cameraCapabilities will tell us about miscellaneous capabilities, including whether this camera is able to produce standard frames as an output (as opposed to, for example, only depth sensor data). We should look for whether
CameraMetadata.REQUEST_AVAILABLE_CAPABILITIES_BACKWARD_COMPATIBLE is one of the camera’s listed capabilities, which is stored as a flag in
Depending on the use-case of the application, we may want to open a specific camera lens configuration by default (if it’s available). For example, a selfie app would most likely want to open the front-facing camera, while an augmented reality app should probably start with the back camera. We can wrap this logic into a function, which properly handles the cases mentioned above:
So far, we have discussed how to select a default camera depending on what the application wants to do. Many camera applications also give users the option to switch between cameras:
To implement this feature it’s tempting to select the next camera from the list provided by CameraManager.getCameraIdList(), but this is not a good idea. The reason is that starting in Android P, we expect to see more devices with multiple cameras facing the same way, or even have external cameras connected via USB. If we want to provide the user with a UI that lets them switch between different facing cameras, the recommendation (as per the documentation) is to choose the first available camera for each possible lens-facing configuration.
Although there is no one-size-fits-all logic for selecting the next camera, the following code works for most use cases:
This may appear complicated, but we need to account for a large set of devices with many different configurations.
For applications still using the deprecated Camera API, the number of cameras advertised by Camera.getNumberOfCameras() depends on OEM implementation. The documentation states:
If there is a logical multi-camera in the system, to maintain app backward compatibility, this method will only expose one camera for every logical camera and underlying physical cameras group. Use camera2 API to see all cameras.
Read the rest of the documentation closely for more details.

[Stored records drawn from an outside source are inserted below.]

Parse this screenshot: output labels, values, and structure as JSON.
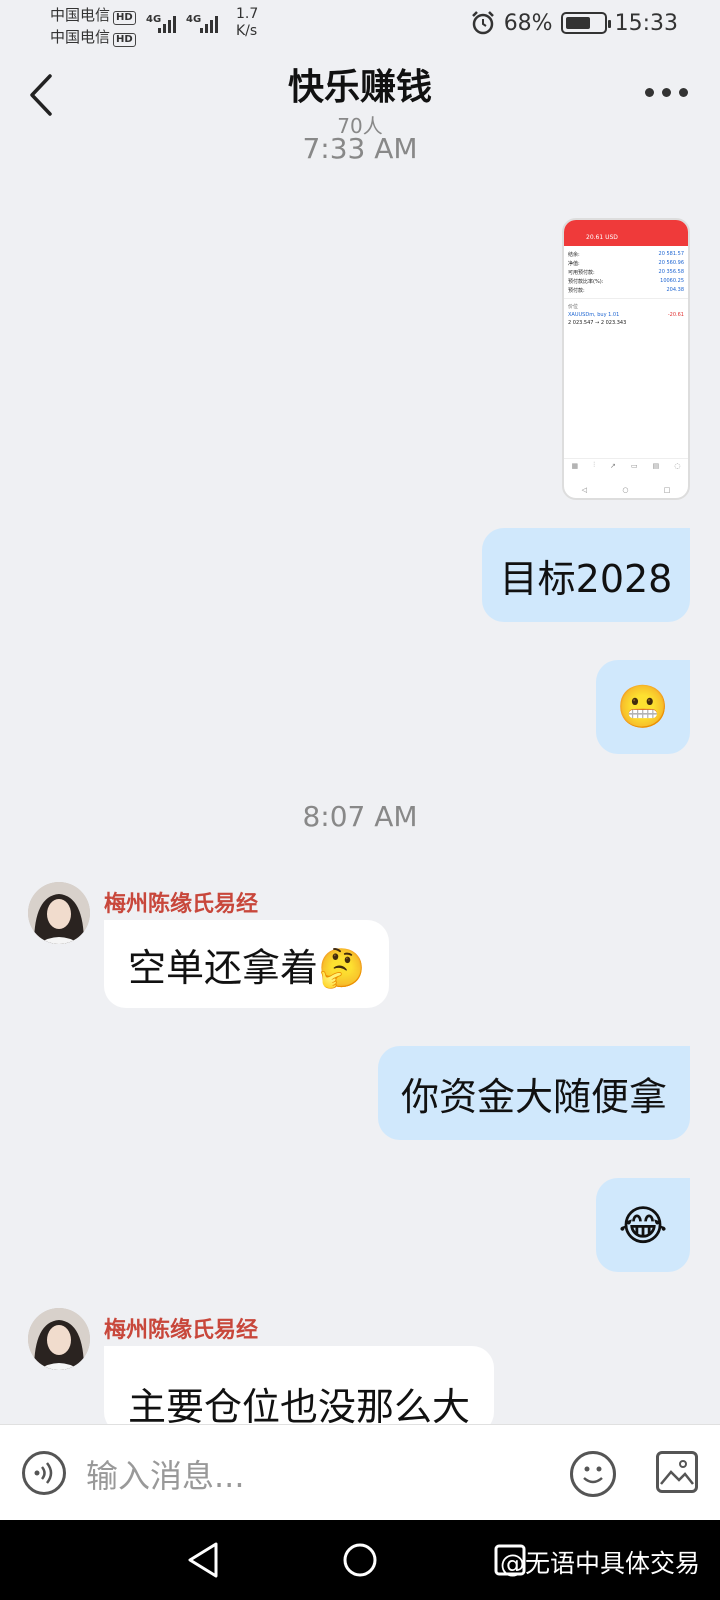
{
  "status": {
    "carrier1": "中国电信",
    "carrier2": "中国电信",
    "hd": "HD",
    "net": "4G",
    "speed_value": "1.7",
    "speed_unit": "K/s",
    "battery": "68%",
    "battery_level": 0.68,
    "clock": "15:33"
  },
  "header": {
    "title": "快乐赚钱",
    "members": "70人"
  },
  "thumb": {
    "account": "20.61 USD",
    "rows": [
      {
        "k": "结余:",
        "v": "20 581.57"
      },
      {
        "k": "净值:",
        "v": "20 560.96"
      },
      {
        "k": "可用预付款:",
        "v": "20 356.58"
      },
      {
        "k": "预付款比率(%):",
        "v": "10060.25"
      },
      {
        "k": "预付款:",
        "v": "204.38"
      }
    ],
    "position_label": "价位",
    "position_symbol": "XAUUSDm, buy 1.01",
    "position_price": "2 023.547 → 2 023.343",
    "position_profit": "-20.61"
  },
  "messages": {
    "time1": "7:33 AM",
    "msg1": "目标2028",
    "msg2_emoji": "😬",
    "time2": "8:07 AM",
    "sender1": "梅州陈缘氏易经",
    "msg3": "空单还拿着🤔",
    "msg4": "你资金大随便拿",
    "msg5_emoji": "😂",
    "sender2": "梅州陈缘氏易经",
    "msg6": "主要仓位也没那么大"
  },
  "input": {
    "placeholder": "输入消息..."
  },
  "watermark": "@无语中具体交易"
}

In general, a similar advice applies: use the Camera.getCameraInfo() API to query all camera orientations, and expose only one camera for each available orientation to users that are switching between cameras.
Android runs on many different devices. You should not assume that your application will always run on a traditional handheld device with one or two cameras. Pick the most appropriate cameras for the application. If you don’t need a specific camera, select the first camera with the desired lens-facing configuration. If there are external cameras connected, it may be reasonable to assume that the user would prefer to see those first.